Issues Around Stem Cells
While there is no doubt that stem cells have the ability to help to heal, or cure, many diseases and genetic conditions, there is controversy about how stem cells are harvested and where this research may lead.
Private Banking Versus Donation
If your family has a history of blood or genetic disorders, or of cancers or other diseases, cord blood banking might be a good idea for you. If, however, there is little chance of your baby developing a serious disease or disorder, you might end up paying to store something that you will never need to use.
There is controversy about whether people who have a low risk of serious illness should be allowed to preserve their infant’s cord blood instead of donating it to a public stem cell bank so that someone who is already sick could benefit from them.

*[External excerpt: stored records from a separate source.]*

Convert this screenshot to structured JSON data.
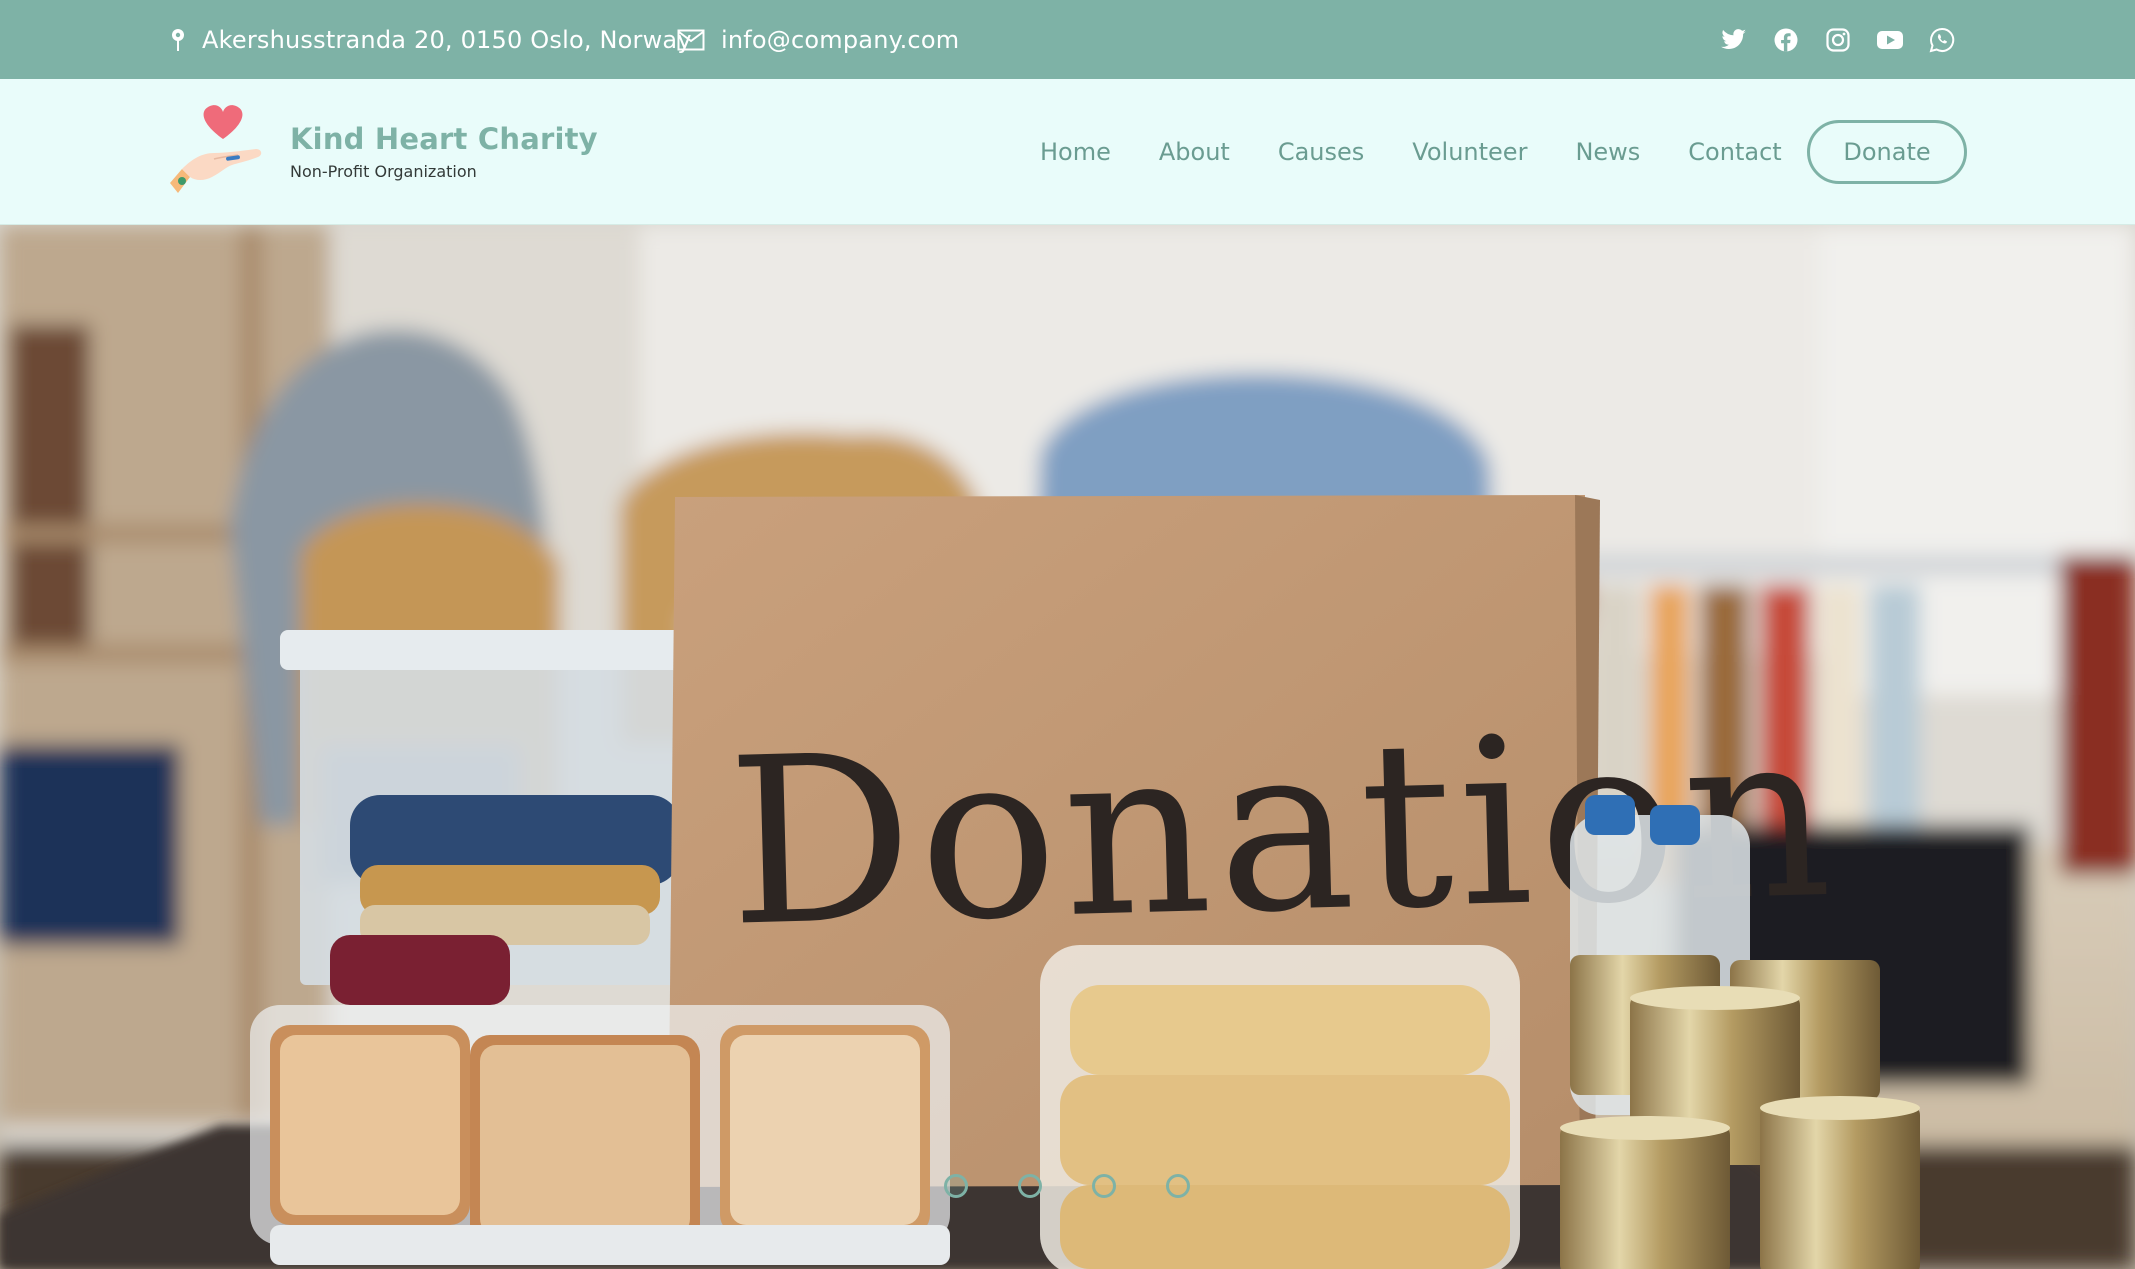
{
  "topbar": {
    "address": "Akershusstranda 20, 0150 Oslo, Norway",
    "email": "info@company.com",
    "address_icon": "map-pin-icon",
    "email_icon": "envelope-icon",
    "social": [
      "twitter-icon",
      "facebook-icon",
      "instagram-icon",
      "youtube-icon",
      "whatsapp-icon"
    ],
    "bg_color": "#7eb2a6"
  },
  "brand": {
    "name": "Kind Heart Charity",
    "tagline": "Non-Profit Organization",
    "logo_icon": "heart-hand-logo",
    "accent_color": "#7eb2a6"
  },
  "nav": {
    "items": [
      "Home",
      "About",
      "Causes",
      "Volunteer",
      "News",
      "Contact"
    ],
    "donate_label": "Donate"
  },
  "hero": {
    "sign_text": "Donation",
    "slide_count": 4,
    "active_slide": 1
  }
}
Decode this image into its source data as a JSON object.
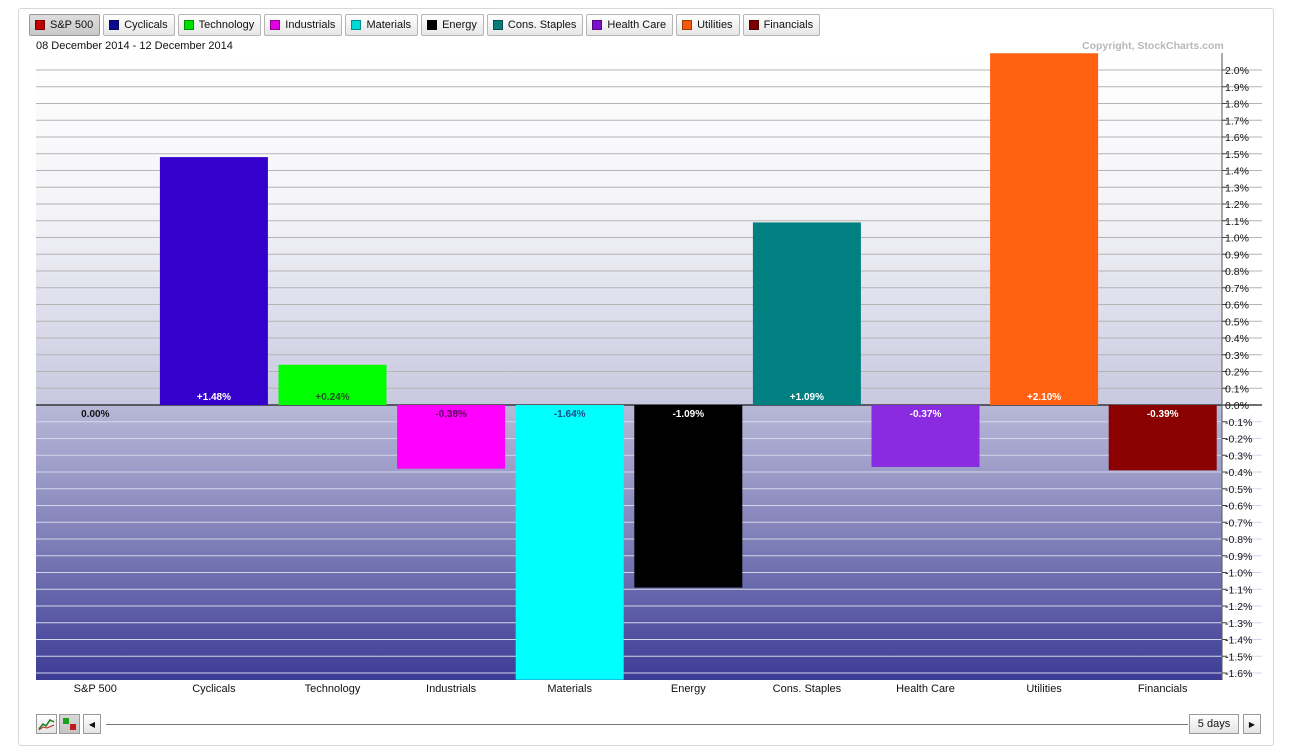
{
  "legend": {
    "items": [
      {
        "label": "S&P 500",
        "color": "#c00000",
        "active": true
      },
      {
        "label": "Cyclicals",
        "color": "#0a0a8c"
      },
      {
        "label": "Technology",
        "color": "#00e000"
      },
      {
        "label": "Industrials",
        "color": "#e000e0"
      },
      {
        "label": "Materials",
        "color": "#00d8d8"
      },
      {
        "label": "Energy",
        "color": "#000000"
      },
      {
        "label": "Cons. Staples",
        "color": "#0a7a7a"
      },
      {
        "label": "Health Care",
        "color": "#7a10c8"
      },
      {
        "label": "Utilities",
        "color": "#f05a0a"
      },
      {
        "label": "Financials",
        "color": "#7a0000"
      }
    ]
  },
  "header": {
    "date_range": "08 December 2014 - 12 December 2014",
    "copyright": "Copyright, StockCharts.com"
  },
  "chart_data": {
    "type": "bar",
    "categories": [
      "S&P 500",
      "Cyclicals",
      "Technology",
      "Industrials",
      "Materials",
      "Energy",
      "Cons. Staples",
      "Health Care",
      "Utilities",
      "Financials"
    ],
    "values": [
      0.0,
      1.48,
      0.24,
      -0.38,
      -1.64,
      -1.09,
      1.09,
      -0.37,
      2.1,
      -0.39
    ],
    "value_labels": [
      "0.00%",
      "+1.48%",
      "+0.24%",
      "-0.38%",
      "-1.64%",
      "-1.09%",
      "+1.09%",
      "-0.37%",
      "+2.10%",
      "-0.39%"
    ],
    "colors": [
      "#c00000",
      "#3300cc",
      "#00ff00",
      "#ff00ff",
      "#00ffff",
      "#000000",
      "#008080",
      "#8a2be2",
      "#ff6111",
      "#8b0000"
    ],
    "ylim": [
      -1.65,
      2.1
    ],
    "yticks": [
      "2.0%",
      "1.9%",
      "1.8%",
      "1.7%",
      "1.6%",
      "1.5%",
      "1.4%",
      "1.3%",
      "1.2%",
      "1.1%",
      "1.0%",
      "0.9%",
      "0.8%",
      "0.7%",
      "0.6%",
      "0.5%",
      "0.4%",
      "0.3%",
      "0.2%",
      "0.1%",
      "0.0%",
      "-0.1%",
      "-0.2%",
      "-0.3%",
      "-0.4%",
      "-0.5%",
      "-0.6%",
      "-0.7%",
      "-0.8%",
      "-0.9%",
      "-1.0%",
      "-1.1%",
      "-1.2%",
      "-1.3%",
      "-1.4%",
      "-1.5%",
      "-1.6%"
    ],
    "ytick_values": [
      2.0,
      1.9,
      1.8,
      1.7,
      1.6,
      1.5,
      1.4,
      1.3,
      1.2,
      1.1,
      1.0,
      0.9,
      0.8,
      0.7,
      0.6,
      0.5,
      0.4,
      0.3,
      0.2,
      0.1,
      0.0,
      -0.1,
      -0.2,
      -0.3,
      -0.4,
      -0.5,
      -0.6,
      -0.7,
      -0.8,
      -0.9,
      -1.0,
      -1.1,
      -1.2,
      -1.3,
      -1.4,
      -1.5,
      -1.6
    ],
    "grid": true,
    "y_axis_position": "right"
  },
  "controls": {
    "period_label": "5 days",
    "prev_icon": "◀",
    "next_icon": "▶"
  }
}
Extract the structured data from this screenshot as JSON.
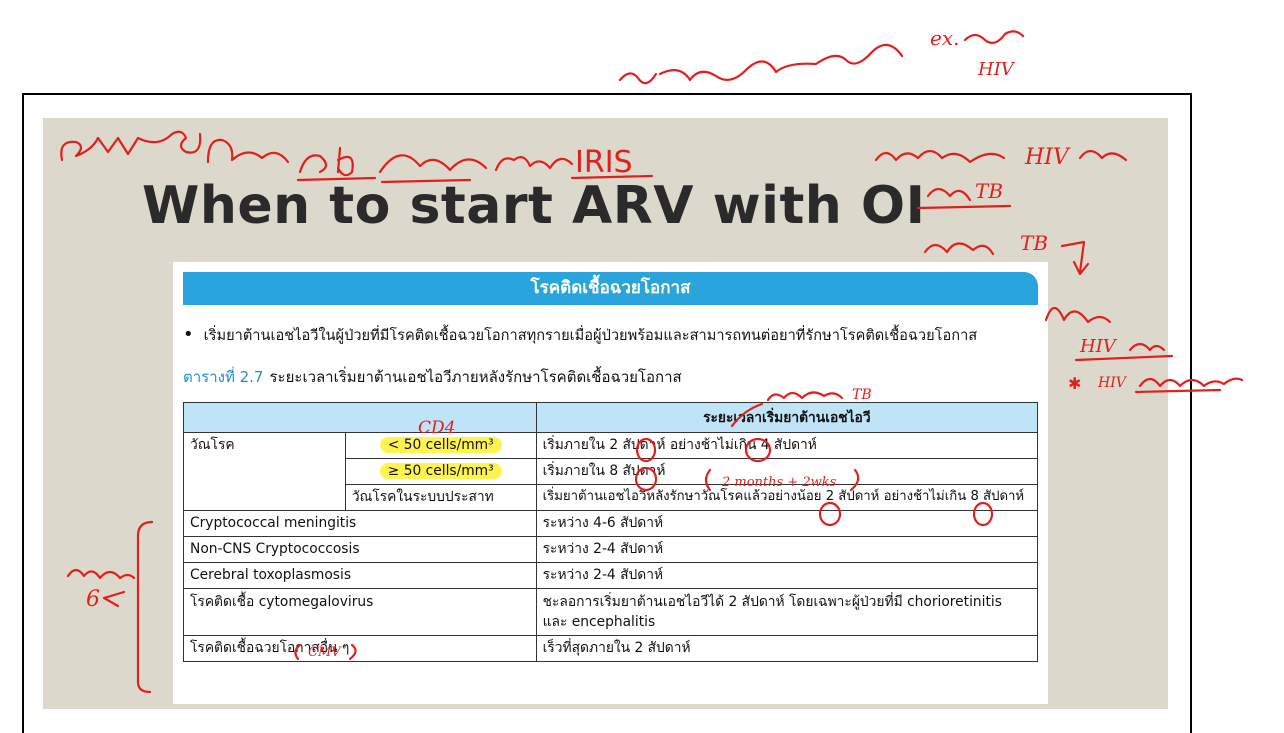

Private stem cell banks are already illegal in Europe, where the European Union forbids making a profit on any body materials.
Adding strength to the argument that stem cells that are not likely to be needed by the family should be donated is the fact that, unlike stem cells found in bone marrow, cord blood stem cells do not have to be an exact match. Cord blood stem cells cuts down on the risk of graft vs. host disease, infections and HLA-antigen matching problems.
Another issue with storing your baby’s cord blood is that little is known about the life expectancy of frozen stem cells. Stem cell technologies are a recent advancement so it’s impossible to know whether stem cells stored today will still be viable after 10 years. Most scientists speculate that with recent advances in storage technology stem cells could last up to 20 years in storage, but there is still no way of knowing for sure.
Limitations of Cord Blood Stem Cells
Umbilical cords only contain about three to five ounces of blood and yield significantly fewer stem cells than bone marrow does. Until recently, the reach of cord blood treatments was limited to small adults and children. Advancements are being made in the field of stem cell treatments, however, and stem cells are becoming a more viable option for treating children and adults alike.
If you choose to privately bank your cord blood, you will want to check out the facilities of the banks available before you commit. Make sure that the staff is trained in the proper handling and preservation procedures. If you can, take a tour of the laboratory and other facilities, do so while you’re still pregnant. Pay attention to the condition of the equipment and the behavior of the staff.
Since you will likely be storing your cord blood for a decade or longer, the financial status of the blood bank you choose will be important. If the bank is unlikely to remain solvent for such a long period of time, you may lose your investment. Make sure that the bank’s finances are solid and ask what will happen should they go out of business at some point in the future.
An accredited blood bank will abide by the regulations and rules outlined by the accrediting authorities. It is important that you choose a blood bank that is accredited and undergoes regular inspections to ensure that the facility remains up to date and maintains it’s equipment and procedures, in order to maintain the safety of your baby’s cord blood.
While it may not be possible to find a cord blood bank in your area, many banks will arrange for courier services to get the cord blood from the location of the birth to their facilities. You may also choose to do this if there is a bank in your area that you don’t feel comfortable storing your cord blood at. It is important that location not be the only factor consider when deciding where to store cord blood.